>>
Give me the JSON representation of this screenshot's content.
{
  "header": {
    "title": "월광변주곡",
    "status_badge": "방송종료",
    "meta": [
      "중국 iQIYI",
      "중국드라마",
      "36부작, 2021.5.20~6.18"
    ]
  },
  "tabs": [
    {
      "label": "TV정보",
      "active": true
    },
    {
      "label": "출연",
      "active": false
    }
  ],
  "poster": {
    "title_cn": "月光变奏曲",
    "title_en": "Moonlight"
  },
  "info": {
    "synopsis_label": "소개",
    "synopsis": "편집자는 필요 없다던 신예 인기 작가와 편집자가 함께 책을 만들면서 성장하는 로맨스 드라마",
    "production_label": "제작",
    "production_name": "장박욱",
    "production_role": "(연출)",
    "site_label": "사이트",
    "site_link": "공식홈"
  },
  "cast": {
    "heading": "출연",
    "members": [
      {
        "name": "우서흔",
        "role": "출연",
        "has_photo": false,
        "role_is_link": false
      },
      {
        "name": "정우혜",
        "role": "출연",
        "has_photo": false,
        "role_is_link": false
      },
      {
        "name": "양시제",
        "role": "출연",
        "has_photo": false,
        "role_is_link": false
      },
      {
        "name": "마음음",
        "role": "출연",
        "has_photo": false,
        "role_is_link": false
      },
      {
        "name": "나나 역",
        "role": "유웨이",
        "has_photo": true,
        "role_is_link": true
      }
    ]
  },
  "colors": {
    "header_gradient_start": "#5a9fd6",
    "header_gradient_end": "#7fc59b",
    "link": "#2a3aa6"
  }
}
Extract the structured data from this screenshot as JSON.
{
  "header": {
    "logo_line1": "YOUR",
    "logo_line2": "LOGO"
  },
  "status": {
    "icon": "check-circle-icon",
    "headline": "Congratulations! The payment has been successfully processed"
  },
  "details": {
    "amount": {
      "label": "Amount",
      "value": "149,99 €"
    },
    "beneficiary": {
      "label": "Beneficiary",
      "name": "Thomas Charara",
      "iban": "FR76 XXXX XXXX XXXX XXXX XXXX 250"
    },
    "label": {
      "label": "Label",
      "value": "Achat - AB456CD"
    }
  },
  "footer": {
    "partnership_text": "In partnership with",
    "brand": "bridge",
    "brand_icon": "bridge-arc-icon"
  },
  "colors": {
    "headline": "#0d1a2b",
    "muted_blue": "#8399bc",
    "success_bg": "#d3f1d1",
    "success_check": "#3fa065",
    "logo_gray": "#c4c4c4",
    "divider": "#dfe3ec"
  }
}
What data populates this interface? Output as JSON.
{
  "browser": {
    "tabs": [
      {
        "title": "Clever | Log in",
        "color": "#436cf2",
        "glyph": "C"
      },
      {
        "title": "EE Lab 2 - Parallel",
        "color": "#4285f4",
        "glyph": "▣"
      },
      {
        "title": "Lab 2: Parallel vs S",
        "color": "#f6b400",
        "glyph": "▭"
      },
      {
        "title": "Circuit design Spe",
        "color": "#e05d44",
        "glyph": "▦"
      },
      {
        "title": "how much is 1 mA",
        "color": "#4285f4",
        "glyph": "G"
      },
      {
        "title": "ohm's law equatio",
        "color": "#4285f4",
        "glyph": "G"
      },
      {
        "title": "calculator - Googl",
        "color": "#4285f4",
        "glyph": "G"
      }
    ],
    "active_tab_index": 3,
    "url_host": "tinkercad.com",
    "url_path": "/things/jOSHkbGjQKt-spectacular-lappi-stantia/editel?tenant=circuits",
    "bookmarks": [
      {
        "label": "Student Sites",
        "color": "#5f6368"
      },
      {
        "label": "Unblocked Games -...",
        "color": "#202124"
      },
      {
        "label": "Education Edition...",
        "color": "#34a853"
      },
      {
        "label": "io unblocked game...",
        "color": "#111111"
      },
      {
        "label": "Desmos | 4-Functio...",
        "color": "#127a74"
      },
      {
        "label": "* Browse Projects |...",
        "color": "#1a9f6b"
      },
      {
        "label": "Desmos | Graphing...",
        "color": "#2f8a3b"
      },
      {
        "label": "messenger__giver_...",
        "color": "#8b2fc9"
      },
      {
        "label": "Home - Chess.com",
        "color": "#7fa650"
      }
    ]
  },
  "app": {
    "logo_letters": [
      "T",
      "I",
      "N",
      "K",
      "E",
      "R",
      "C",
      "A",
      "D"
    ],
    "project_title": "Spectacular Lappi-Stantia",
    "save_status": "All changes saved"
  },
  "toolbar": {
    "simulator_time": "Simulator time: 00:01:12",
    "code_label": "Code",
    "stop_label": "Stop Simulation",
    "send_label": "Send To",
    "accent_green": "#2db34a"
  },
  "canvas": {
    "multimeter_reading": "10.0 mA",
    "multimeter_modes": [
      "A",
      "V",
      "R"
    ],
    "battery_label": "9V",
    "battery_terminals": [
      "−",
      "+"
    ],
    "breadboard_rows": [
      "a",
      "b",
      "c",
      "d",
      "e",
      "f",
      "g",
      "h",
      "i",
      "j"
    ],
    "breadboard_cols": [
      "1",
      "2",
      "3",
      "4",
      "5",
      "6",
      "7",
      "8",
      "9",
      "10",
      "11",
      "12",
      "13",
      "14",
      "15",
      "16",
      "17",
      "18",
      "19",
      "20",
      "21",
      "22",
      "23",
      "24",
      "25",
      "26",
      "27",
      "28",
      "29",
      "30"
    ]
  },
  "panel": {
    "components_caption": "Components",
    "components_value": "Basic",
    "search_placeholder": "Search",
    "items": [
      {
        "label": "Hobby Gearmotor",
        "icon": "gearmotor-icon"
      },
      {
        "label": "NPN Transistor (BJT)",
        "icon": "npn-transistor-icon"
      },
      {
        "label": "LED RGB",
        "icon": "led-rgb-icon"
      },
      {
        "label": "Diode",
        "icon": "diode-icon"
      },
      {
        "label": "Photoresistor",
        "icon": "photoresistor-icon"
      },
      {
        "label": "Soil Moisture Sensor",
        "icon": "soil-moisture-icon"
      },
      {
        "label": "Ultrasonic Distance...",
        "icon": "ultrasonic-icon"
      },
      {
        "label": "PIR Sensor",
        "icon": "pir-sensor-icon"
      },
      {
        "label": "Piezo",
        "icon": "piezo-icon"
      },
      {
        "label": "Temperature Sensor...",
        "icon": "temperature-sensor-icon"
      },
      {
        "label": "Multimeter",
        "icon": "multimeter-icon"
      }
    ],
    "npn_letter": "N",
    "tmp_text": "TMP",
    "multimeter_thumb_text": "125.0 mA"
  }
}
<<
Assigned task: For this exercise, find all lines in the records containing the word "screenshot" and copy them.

Answer to this task:
Give me the JSON representation of this screenshot's content.
Extract the structured data from this screenshot as JSON.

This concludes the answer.